**EXERCISE INSTRUCTIONS:**
Where does the string "JSON" appear in the records? Copy every line that contains it.

**DATA SECTION:**
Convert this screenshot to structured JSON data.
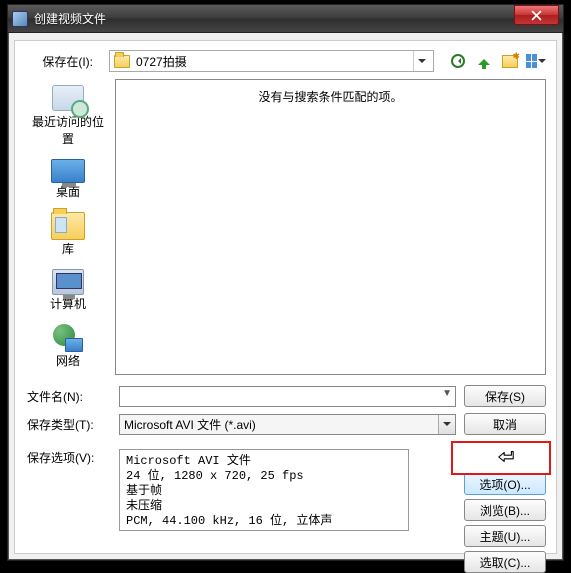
{
  "title": "创建视频文件",
  "savein_label": "保存在(I):",
  "folder_name": "0727拍摄",
  "empty_msg": "没有与搜索条件匹配的项。",
  "sidebar": {
    "items": [
      {
        "label": "最近访问的位置"
      },
      {
        "label": "桌面"
      },
      {
        "label": "库"
      },
      {
        "label": "计算机"
      },
      {
        "label": "网络"
      }
    ]
  },
  "filename_label": "文件名(N):",
  "filename_value": "",
  "filetype_label": "保存类型(T):",
  "filetype_value": "Microsoft AVI 文件 (*.avi)",
  "save_label": "保存(S)",
  "cancel_label": "取消",
  "saveopt_label": "保存选项(V):",
  "opt_text": "Microsoft AVI 文件\n24 位, 1280 x 720, 25 fps\n基于帧\n未压缩\nPCM, 44.100 kHz, 16 位, 立体声",
  "options_label": "选项(O)...",
  "browse_label": "浏览(B)...",
  "theme_label": "主题(U)...",
  "select_label": "选取(C)..."
}
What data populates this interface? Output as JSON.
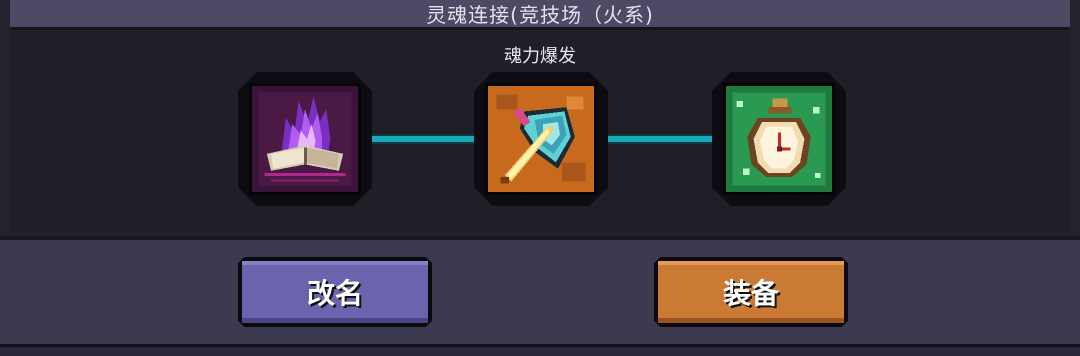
{
  "header": {
    "title": "灵魂连接(竞技场（火系)"
  },
  "skill_chain": {
    "active_label": "魂力爆发",
    "slots": [
      {
        "icon": "purple-flame-book-icon",
        "accent": "#8a3fd6",
        "frame": "#3a1438"
      },
      {
        "icon": "crystal-shield-sword-icon",
        "accent": "#5fd0d4",
        "frame": "#c86a1e"
      },
      {
        "icon": "clock-potion-icon",
        "accent": "#e7c07a",
        "frame": "#1e7a3e"
      }
    ],
    "connector_color": "#1aa6b7"
  },
  "actions": {
    "rename_label": "改名",
    "equip_label": "装备"
  },
  "colors": {
    "rename_button": "#6a64ae",
    "equip_button": "#cb7a34",
    "panel": "#1f1f28",
    "header": "#4c4a64"
  }
}
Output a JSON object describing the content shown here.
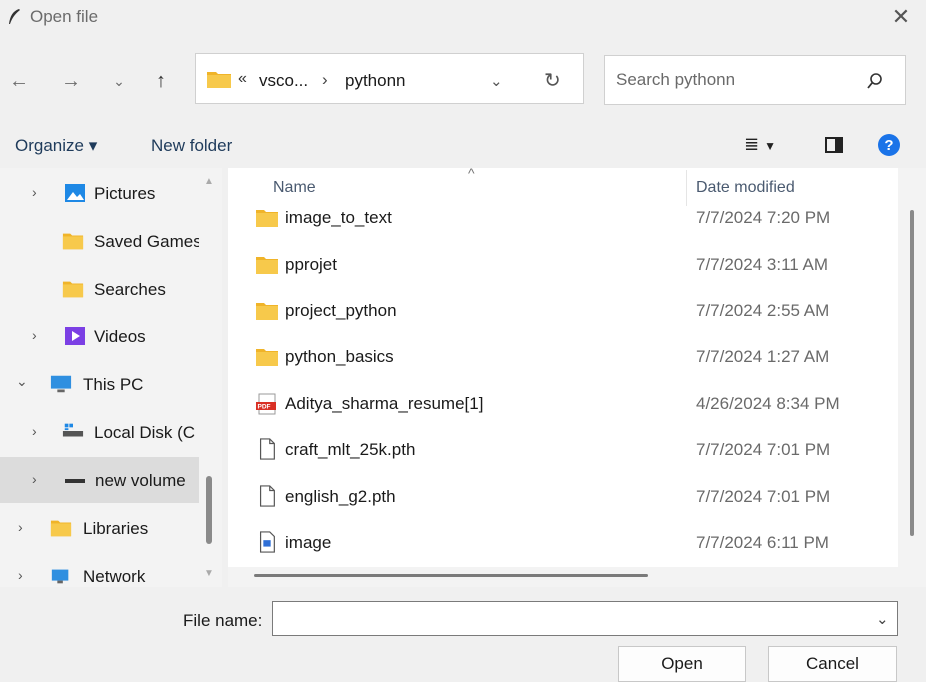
{
  "window": {
    "title": "Open file"
  },
  "address": {
    "overflow_glyph": "«",
    "crumbs": [
      "vsco...",
      "pythonn"
    ],
    "separator": "›"
  },
  "search": {
    "placeholder": "Search pythonn"
  },
  "toolbar": {
    "organize_label": "Organize ▾",
    "new_folder_label": "New folder"
  },
  "tree": [
    {
      "label": "Pictures",
      "icon": "pictures-icon",
      "expandable": true
    },
    {
      "label": "Saved Games",
      "icon": "folder-icon",
      "expandable": false
    },
    {
      "label": "Searches",
      "icon": "folder-icon",
      "expandable": false
    },
    {
      "label": "Videos",
      "icon": "videos-icon",
      "expandable": true
    },
    {
      "label": "This PC",
      "icon": "computer-icon",
      "expandable": true,
      "expanded": true
    },
    {
      "label": "Local Disk (C",
      "icon": "disk-icon",
      "expandable": true
    },
    {
      "label": "new volume",
      "icon": "drive-icon",
      "expandable": true,
      "selected": true
    },
    {
      "label": "Libraries",
      "icon": "libraries-icon",
      "expandable": true
    },
    {
      "label": "Network",
      "icon": "network-icon",
      "expandable": true
    }
  ],
  "columns": {
    "name": "Name",
    "date": "Date modified"
  },
  "files": [
    {
      "name": "image_to_text",
      "date": "7/7/2024 7:20 PM",
      "icon": "folder-icon"
    },
    {
      "name": "pprojet",
      "date": "7/7/2024 3:11 AM",
      "icon": "folder-icon"
    },
    {
      "name": "project_python",
      "date": "7/7/2024 2:55 AM",
      "icon": "folder-icon"
    },
    {
      "name": "python_basics",
      "date": "7/7/2024 1:27 AM",
      "icon": "folder-icon"
    },
    {
      "name": "Aditya_sharma_resume[1]",
      "date": "4/26/2024 8:34 PM",
      "icon": "pdf-icon"
    },
    {
      "name": "craft_mlt_25k.pth",
      "date": "7/7/2024 7:01 PM",
      "icon": "file-icon"
    },
    {
      "name": "english_g2.pth",
      "date": "7/7/2024 7:01 PM",
      "icon": "file-icon"
    },
    {
      "name": "image",
      "date": "7/7/2024 6:11 PM",
      "icon": "image-file-icon"
    }
  ],
  "bottom": {
    "file_name_label": "File name:",
    "file_name_value": "",
    "open_label": "Open",
    "cancel_label": "Cancel"
  },
  "colors": {
    "folder": "#f7c94b",
    "accent": "#0067c0",
    "help": "#1a73e8",
    "pdf": "#d93025"
  }
}
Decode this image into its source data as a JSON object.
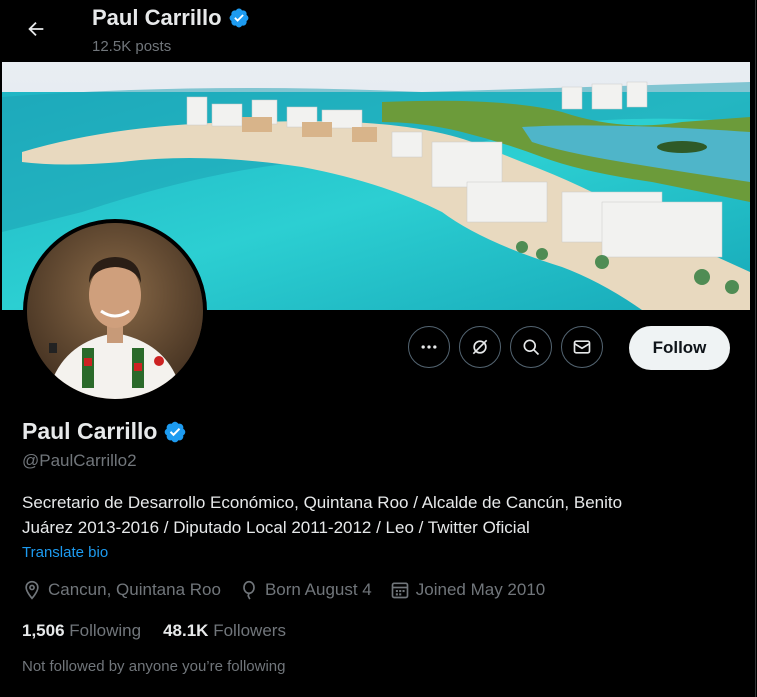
{
  "header": {
    "name": "Paul Carrillo",
    "posts": "12.5K posts"
  },
  "actions": {
    "follow_label": "Follow"
  },
  "profile": {
    "name": "Paul Carrillo",
    "handle": "@PaulCarrillo2",
    "bio_line1": "Secretario de Desarrollo Económico, Quintana Roo / Alcalde de Cancún, Benito",
    "bio_line2": "Juárez 2013-2016 / Diputado Local 2011-2012 / Leo / Twitter Oficial",
    "translate": "Translate bio",
    "location": "Cancun, Quintana Roo",
    "born": "Born August 4",
    "joined": "Joined May 2010",
    "following_count": "1,506",
    "following_label": "Following",
    "followers_count": "48.1K",
    "followers_label": "Followers",
    "not_followed": "Not followed by anyone you’re following"
  },
  "colors": {
    "accent": "#1d9bf0",
    "muted": "#71767b",
    "text": "#e7e9ea",
    "background": "#000000"
  },
  "icons": [
    "back-arrow-icon",
    "verified-badge-icon",
    "more-icon",
    "grok-icon",
    "search-icon",
    "mail-icon",
    "location-icon",
    "balloon-icon",
    "calendar-icon"
  ]
}
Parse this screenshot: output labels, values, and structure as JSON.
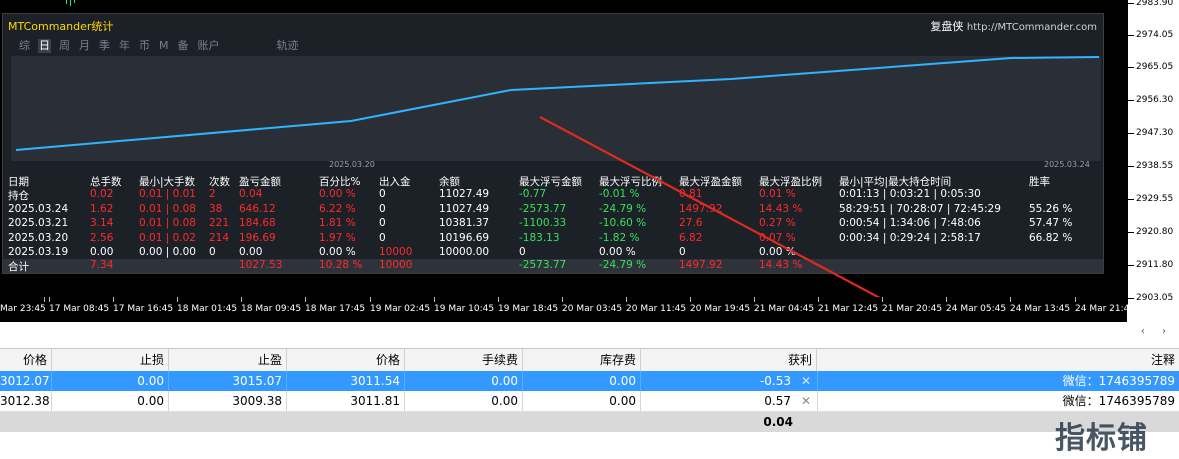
{
  "colors": {
    "accent_line": "#2fb4ff",
    "annotation_arrow": "#e02a20",
    "profit_red": "#ff2a2a",
    "loss_green": "#39e25a",
    "selection_blue": "#3399ff"
  },
  "price_axis": [
    "2983.90",
    "2974.05",
    "2965.05",
    "2956.30",
    "2947.30",
    "2938.55",
    "2929.55",
    "2920.80",
    "2911.80",
    "2903.05"
  ],
  "time_axis": [
    "Mar 23:45",
    "17 Mar 08:45",
    "17 Mar 16:45",
    "18 Mar 01:45",
    "18 Mar 09:45",
    "18 Mar 17:45",
    "19 Mar 02:45",
    "19 Mar 10:45",
    "19 Mar 18:45",
    "20 Mar 03:45",
    "20 Mar 11:45",
    "20 Mar 19:45",
    "21 Mar 04:45",
    "21 Mar 12:45",
    "21 Mar 20:45",
    "24 Mar 05:45",
    "24 Mar 13:45",
    "24 Mar 21:45"
  ],
  "panel": {
    "title": "MTCommander统计",
    "brand": "复盘侠",
    "url": "http://MTCommander.com",
    "tabs": [
      "综",
      "日",
      "周",
      "月",
      "季",
      "年",
      "币",
      "M",
      "备",
      "账户",
      "轨迹"
    ],
    "active_tab": "日",
    "plot_date_left": "2025.03.20",
    "plot_date_right": "2025.03.24",
    "equity_curve": [
      0.07,
      0.36,
      0.67,
      0.78,
      0.99,
      1.0
    ],
    "headers": [
      "日期",
      "总手数",
      "最小|大手数",
      "次数",
      "盈亏金额",
      "百分比%",
      "出入金",
      "余额",
      "最大浮亏金额",
      "最大浮亏比例",
      "最大浮盈金额",
      "最大浮盈比例",
      "最小|平均|最大持仓时间",
      "",
      "胜率"
    ],
    "rows": [
      [
        "持仓",
        "0.02",
        "0.01 | 0.01",
        "2",
        "0.04",
        "0.00 %",
        "0",
        "11027.49",
        "-0.77",
        "-0.01 %",
        "0.81",
        "0.01 %",
        "0:01:13 | 0:03:21 | 0:05:30",
        "",
        ""
      ],
      [
        "2025.03.24",
        "1.62",
        "0.01 | 0.08",
        "38",
        "646.12",
        "6.22 %",
        "0",
        "11027.49",
        "-2573.77",
        "-24.79 %",
        "1497.92",
        "14.43 %",
        "58:29:51 | 70:28:07 | 72:45:29",
        "",
        "55.26 %"
      ],
      [
        "2025.03.21",
        "3.14",
        "0.01 | 0.08",
        "221",
        "184.68",
        "1.81 %",
        "0",
        "10381.37",
        "-1100.33",
        "-10.60 %",
        "27.6",
        "0.27 %",
        "0:00:54 | 1:34:06 | 7:48:06",
        "",
        "57.47 %"
      ],
      [
        "2025.03.20",
        "2.56",
        "0.01 | 0.02",
        "214",
        "196.69",
        "1.97 %",
        "0",
        "10196.69",
        "-183.13",
        "-1.82 %",
        "6.82",
        "0.07 %",
        "0:00:34 | 0:29:24 | 2:58:17",
        "",
        "66.82 %"
      ],
      [
        "2025.03.19",
        "0.00",
        "0.00 | 0.00",
        "0",
        "0.00",
        "0.00 %",
        "10000",
        "10000.00",
        "0",
        "0.00 %",
        "0",
        "0.00 %",
        "",
        "",
        ""
      ]
    ],
    "total": [
      "合计",
      "7.34",
      "",
      "",
      "1027.53",
      "10.28 %",
      "10000",
      "",
      "-2573.77",
      "-24.79 %",
      "1497.92",
      "14.43 %",
      "",
      "",
      ""
    ]
  },
  "trade_table": {
    "nav": "‹ ›",
    "headers": [
      "价格",
      "止损",
      "止盈",
      "价格",
      "手续费",
      "库存费",
      "获利",
      "注释"
    ],
    "rows": [
      {
        "price": "3012.07",
        "sl": "0.00",
        "tp": "3015.07",
        "cur_price": "3011.54",
        "commission": "0.00",
        "swap": "0.00",
        "profit": "-0.53",
        "close": "✕",
        "comment": "微信：1746395789",
        "selected": true
      },
      {
        "price": "3012.38",
        "sl": "0.00",
        "tp": "3009.38",
        "cur_price": "3011.81",
        "commission": "0.00",
        "swap": "0.00",
        "profit": "0.57",
        "close": "✕",
        "comment": "微信：1746395789",
        "selected": false
      }
    ],
    "sum_profit": "0.04"
  },
  "watermark": "指标铺"
}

**EXERCISE RESULT:**
Convert this screenshot to structured JSON data.
What data populates this interface? Output as JSON.
Output a JSON object describing the content shown here.
Decode this image into its source data as a JSON object.
Parse this screenshot: output labels, values, and structure as JSON.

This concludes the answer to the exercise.